What is pacing?
Pacing is a gait in which the both right limbs and then both left limbs move and are placed on the ground simultaneously. It is an inefficient gait that can be the result of compensation due to laziness, pain or poor conformation. It is not a structurally supportive gait and the lasting negative effects on the back are considerable.
An efficient gait tends to be movement in a diagonal fashion. When a dog walks or trots, their opposite forelimbs and hindlimbs advance at the same time. For example, when the right forelimb moves forward, so does the left hindlimb.
Here is the video of Loki walking down the hill. Watch it from YouTube in slow motion (0.25 speed); in the first 20 seconds you can see her gait and she is definitely pacing.
On Sunday November 19th Loki re-injured her knee. At 3:30pm Loki was fine, she went outside and when she came back in at 4:30 she was not putting weight on her left leg and was noticeably limping.
I have stopped all rehab exercises until Loki can once again start bearing weight on her leg and we are back to walks that are no more than ½ a block. I have found a holistic vet and will be taking Loki to see her before Christmas. I am looking for a second option from a vet with both conventional and holistic experience with CCL tears. I don’t know if surgery is in our future; it might be but I want to explore as many other options as possible before I go down that path.

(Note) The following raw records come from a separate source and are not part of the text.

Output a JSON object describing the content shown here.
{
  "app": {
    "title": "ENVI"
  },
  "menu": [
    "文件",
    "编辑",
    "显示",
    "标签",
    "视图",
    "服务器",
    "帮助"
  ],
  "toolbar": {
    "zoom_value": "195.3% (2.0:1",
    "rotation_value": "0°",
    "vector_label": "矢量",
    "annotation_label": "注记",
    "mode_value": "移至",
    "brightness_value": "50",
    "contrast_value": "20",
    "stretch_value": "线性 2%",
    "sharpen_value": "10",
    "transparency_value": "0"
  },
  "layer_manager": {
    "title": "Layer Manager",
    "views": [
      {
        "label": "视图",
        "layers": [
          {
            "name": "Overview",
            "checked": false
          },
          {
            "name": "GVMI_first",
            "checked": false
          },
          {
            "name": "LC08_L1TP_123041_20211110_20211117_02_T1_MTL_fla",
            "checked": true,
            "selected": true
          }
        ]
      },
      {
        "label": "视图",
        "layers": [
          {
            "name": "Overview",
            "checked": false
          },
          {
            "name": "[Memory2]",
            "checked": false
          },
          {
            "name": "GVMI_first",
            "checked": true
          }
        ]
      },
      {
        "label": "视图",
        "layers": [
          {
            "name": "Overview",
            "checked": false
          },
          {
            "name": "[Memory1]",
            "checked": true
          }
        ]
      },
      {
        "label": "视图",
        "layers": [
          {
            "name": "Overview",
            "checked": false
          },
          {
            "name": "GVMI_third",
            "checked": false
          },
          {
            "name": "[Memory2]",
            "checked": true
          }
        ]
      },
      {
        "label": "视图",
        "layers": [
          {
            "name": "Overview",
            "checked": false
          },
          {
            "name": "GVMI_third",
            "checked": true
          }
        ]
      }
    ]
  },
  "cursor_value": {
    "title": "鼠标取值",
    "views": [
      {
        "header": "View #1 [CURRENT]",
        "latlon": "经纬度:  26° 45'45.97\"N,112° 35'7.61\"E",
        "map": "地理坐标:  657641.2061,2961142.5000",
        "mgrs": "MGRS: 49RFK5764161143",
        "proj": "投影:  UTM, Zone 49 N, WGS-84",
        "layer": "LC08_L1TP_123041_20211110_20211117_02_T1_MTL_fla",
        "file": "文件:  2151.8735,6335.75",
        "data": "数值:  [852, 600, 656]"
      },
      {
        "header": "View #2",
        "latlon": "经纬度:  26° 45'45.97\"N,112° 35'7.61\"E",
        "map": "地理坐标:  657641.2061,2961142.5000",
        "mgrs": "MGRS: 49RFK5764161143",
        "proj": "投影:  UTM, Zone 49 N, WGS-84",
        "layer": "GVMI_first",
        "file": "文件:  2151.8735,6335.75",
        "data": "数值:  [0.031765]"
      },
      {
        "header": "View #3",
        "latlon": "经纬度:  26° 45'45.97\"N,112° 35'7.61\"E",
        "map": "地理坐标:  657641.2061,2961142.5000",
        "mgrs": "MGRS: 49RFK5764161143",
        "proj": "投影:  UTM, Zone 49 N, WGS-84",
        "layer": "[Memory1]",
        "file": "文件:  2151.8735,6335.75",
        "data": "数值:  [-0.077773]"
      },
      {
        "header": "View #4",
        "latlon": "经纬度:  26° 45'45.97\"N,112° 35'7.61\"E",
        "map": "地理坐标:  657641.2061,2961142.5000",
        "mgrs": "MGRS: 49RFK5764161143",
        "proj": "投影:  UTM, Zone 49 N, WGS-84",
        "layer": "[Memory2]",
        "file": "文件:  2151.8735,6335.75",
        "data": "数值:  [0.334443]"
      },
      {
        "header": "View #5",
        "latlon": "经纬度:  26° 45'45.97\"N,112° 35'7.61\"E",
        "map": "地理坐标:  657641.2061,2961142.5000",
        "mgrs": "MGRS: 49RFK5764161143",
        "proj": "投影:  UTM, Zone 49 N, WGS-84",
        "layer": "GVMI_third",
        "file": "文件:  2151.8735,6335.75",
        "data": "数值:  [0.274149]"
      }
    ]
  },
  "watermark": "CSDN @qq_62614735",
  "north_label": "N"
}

If you find yourself in this same situation with your dog, here are some links that I found helpful and interesting in my journey to research non-surgical solutions to CCL tears:
Is Surgery Really Necessary For Your Dog’s ACL / CCL Ligament Injury?
Treating A Torn Cruciate (ACL) Holistically
Alternatives to Surgery for Ligament Injuries in Dogs
The Benefits of Canine Rehabilitation & Conditioning
Protect Your Dog From Cranial Cruciate ligament injuries
Cruciate Ligament Rupture: Missing The Big Picture